The Canadians began to steadily pour on heavy fire yet again towards our tanks, and I seriously pitied them for thinking that their bullets could actually slow our advance. If not for the large quantity of shell holes and bomb craters that littered the plain, I was sure that we would have destroyed them already. “Soon...”
The gray sky was covered with a thick layer of clouds, and it seemed as though God himself wiling, a tiny pocket was opened through the solid blanket in the sky. A heavily concentrated ray of sunlight shone intensely through the opening, casting a blinding brightness over the plain. All of the sudden, five gleaming figures swooped from the heights above, and dove onto our position. “They could be friendlies…” However, the clearly distinct able image of the British roundel was painted on the sides of the aircraft, and by the flight path which they chose to dive into the battle upon, being straight at us in a strafing pattern, I knew that all was lost.

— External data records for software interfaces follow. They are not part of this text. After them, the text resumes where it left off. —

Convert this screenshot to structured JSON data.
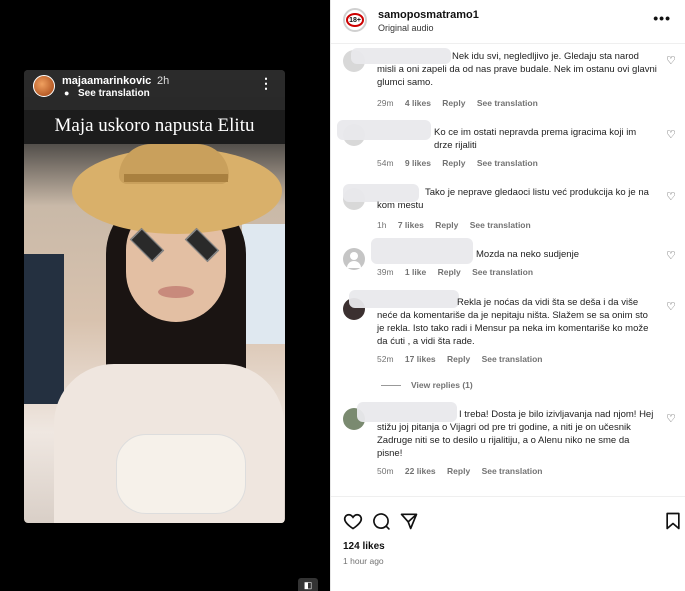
{
  "story": {
    "username": "majaamarinkovic",
    "time": "2h",
    "see_translation": "See translation",
    "caption": "Maja uskoro napusta Elitu"
  },
  "post": {
    "owner": "samoposmatramo1",
    "owner_badge": "18+",
    "audio": "Original audio",
    "likes": "124 likes",
    "time_ago": "1 hour ago"
  },
  "comments": [
    {
      "text": "Nek idu svi, negledljivo je. Gledaju sta narod misli a oni zapeli da od nas prave budale. Nek im ostanu ovi glavni glumci samo.",
      "time": "29m",
      "likes": "4 likes",
      "reply": "Reply",
      "translate": "See translation"
    },
    {
      "text": "Ko ce im ostati nepravda prema igracima koji im drze rijaliti",
      "time": "54m",
      "likes": "9 likes",
      "reply": "Reply",
      "translate": "See translation"
    },
    {
      "text": "Tako je neprave gledaoci listu već produkcija ko je na kom mestu",
      "time": "1h",
      "likes": "7 likes",
      "reply": "Reply",
      "translate": "See translation"
    },
    {
      "text": "Mozda na neko sudjenje",
      "time": "39m",
      "likes": "1 like",
      "reply": "Reply",
      "translate": "See translation"
    },
    {
      "text": "Rekla je noćas da vidi šta se deša i da više neće da komentariše da je nepitaju ništa. Slažem se sa onim sto je rekla. Isto tako radi i Mensur pa neka im komentariše ko može da ćuti , a vidi šta rade.",
      "time": "52m",
      "likes": "17 likes",
      "reply": "Reply",
      "translate": "See translation",
      "view_replies": "View replies (1)"
    },
    {
      "text": "I treba! Dosta je bilo izivljavanja nad njom! Hej stižu joj pitanja o Vijagri od pre tri godine, a niti je on učesnik Zadruge niti se to desilo u rijalitiju, a o Alenu niko ne sme da pisne!",
      "time": "50m",
      "likes": "22 likes",
      "reply": "Reply",
      "translate": "See translation"
    }
  ],
  "icons": {
    "heart": "heart-icon",
    "comment": "comment-icon",
    "share": "share-icon",
    "save": "bookmark-icon",
    "more": "more-icon"
  }
}
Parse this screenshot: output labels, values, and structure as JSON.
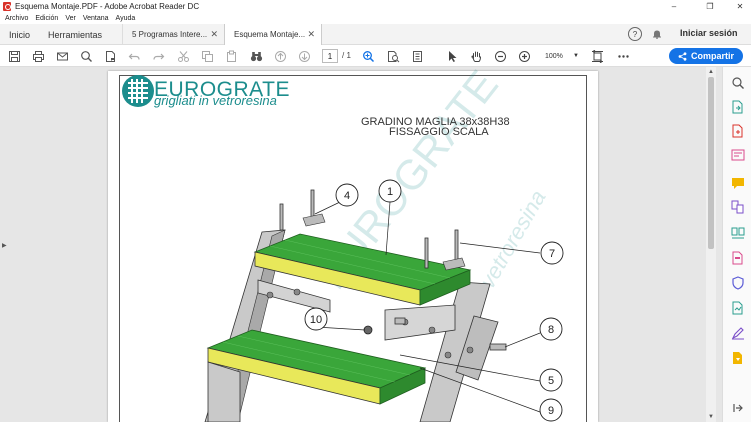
{
  "window": {
    "title": "Esquema Montaje.PDF - Adobe Acrobat Reader DC",
    "minimize": "–",
    "maximize": "❐",
    "close": "✕"
  },
  "menu": [
    "Archivo",
    "Edición",
    "Ver",
    "Ventana",
    "Ayuda"
  ],
  "tabs": {
    "home": "Inicio",
    "tools": "Herramientas",
    "docs": [
      {
        "label": "5 Programas Intere...",
        "close": "✕"
      },
      {
        "label": "Esquema Montaje...",
        "close": "✕"
      }
    ],
    "help": "?",
    "signin": "Iniciar sesión"
  },
  "toolbar": {
    "page_current": "1",
    "page_total": "/ 1",
    "zoom": "100%",
    "share_label": "Compartir"
  },
  "document": {
    "brand": "EUROGRATE",
    "tagline": "grigliati in vetroresina",
    "title_line1": "GRADINO MAGLIA 38x38H38",
    "title_line2": "FISSAGGIO SCALA",
    "watermark": "EUROGRATE",
    "watermark_sub": "vetroresina",
    "callouts": [
      "1",
      "4",
      "7",
      "10",
      "8",
      "5",
      "9"
    ]
  },
  "colors": {
    "accent": "#1473e6",
    "brand_teal": "#1c8d8d",
    "grate_green": "#3aa63a",
    "nosing_yellow": "#e8e85a",
    "steel": "#bfbfbf"
  }
}
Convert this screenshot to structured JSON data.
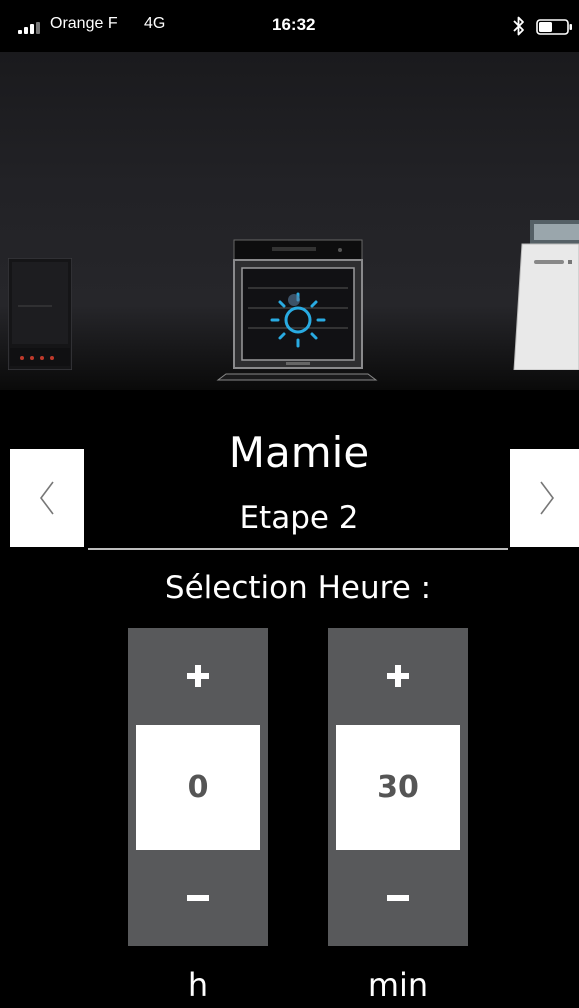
{
  "status_bar": {
    "carrier": "Orange F",
    "network": "4G",
    "time": "16:32",
    "icons": [
      "signal-bars-icon",
      "bluetooth-icon",
      "battery-icon"
    ]
  },
  "appliances": [
    "induction-hob",
    "oven",
    "dishwasher"
  ],
  "recipe": {
    "name": "Mamie",
    "step": "Etape 2"
  },
  "navigation": {
    "prev_icon": "chevron-left-icon",
    "next_icon": "chevron-right-icon"
  },
  "time_selection": {
    "title": "Sélection Heure :",
    "hours": {
      "value": "0",
      "unit": "h"
    },
    "minutes": {
      "value": "30",
      "unit": "min"
    }
  },
  "colors": {
    "background": "#000000",
    "stepper": "#58595b",
    "accent": "#29abe2"
  }
}
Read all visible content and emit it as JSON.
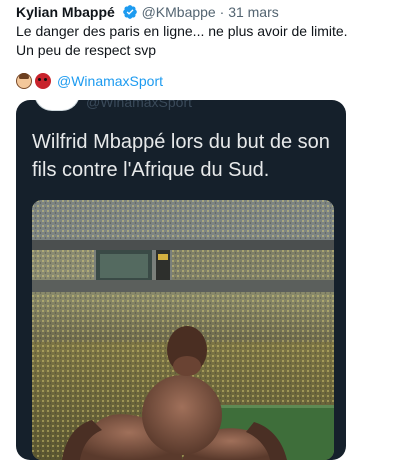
{
  "tweet": {
    "author_name": "Kylian Mbappé",
    "handle": "@KMbappe",
    "separator": "·",
    "date": "31 mars",
    "lines": [
      "Le danger des paris en ligne... ne plus avoir de limite.",
      "Un peu de respect svp"
    ],
    "mention": "@WinamaxSport"
  },
  "quoted": {
    "handle_partial": "@WinamaxSport",
    "text": "Wilfrid Mbappé lors du but de son fils contre l'Afrique du Sud."
  },
  "colors": {
    "link": "#1d9bf0",
    "card_bg": "#15202b",
    "verified": "#1d9bf0"
  }
}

Swoosh, swoosh. Boom, boom. The enemy planes pounded our position with rockets, before opening up with a hellish rain of anti-armour bullets. The tank which I rode on exploded upon the impact of a rocket, which sent me flying in the air several feet away. When I landed back on the ground, I could no longer feel my legs, and looked down to see a large chunk of metal, probably debris from one of the many exploding tanks, lodged parallel to my waist, just a few centimeters down on my body. A searing pain soon ripped through my chest, and a pair of .50 cal bullet holes punctured my lungs. “They couldn’t just blow us up and leave… They had to kill us all too…” Blood was being rapidly depleted from my body, as the many battle wounds took their toll. The stench of burning tank fuel and the screams of other dying comrades filled the air, mixing with the thick smoke created by the strafing run.
As I felt the life being drawn out of me, I couldn’t help to think about my poor parents, who have now lost both their sons to this never ending war. My fingers became numb and cool, my breathing slowed sufficiently, and my vision started to close in around me. A chilling sweat ran along my cheeks, and the rustling wind courtesy of the English Channel continued to shoot searing air into my body’s wounds. “I’m dying. So this is what it’s like to die. I’ll be with you soon brother. Soon.” With my last bit of strength, I pulled out my Walther P38 pistol from its holster, loaded the barrel with a single bullet, and waited. “Those Canucks are mighty fine soldiers… mighty fine soldiers indeed.” Just as the blackness of death almost consumed my eyes and body, a Canuck soldier kicked me with his boot, checking to see if I was still alive. With that, I raised my Walther and fired off a round into his chest, before succumbing to my wounds. “At least I took one more with me.”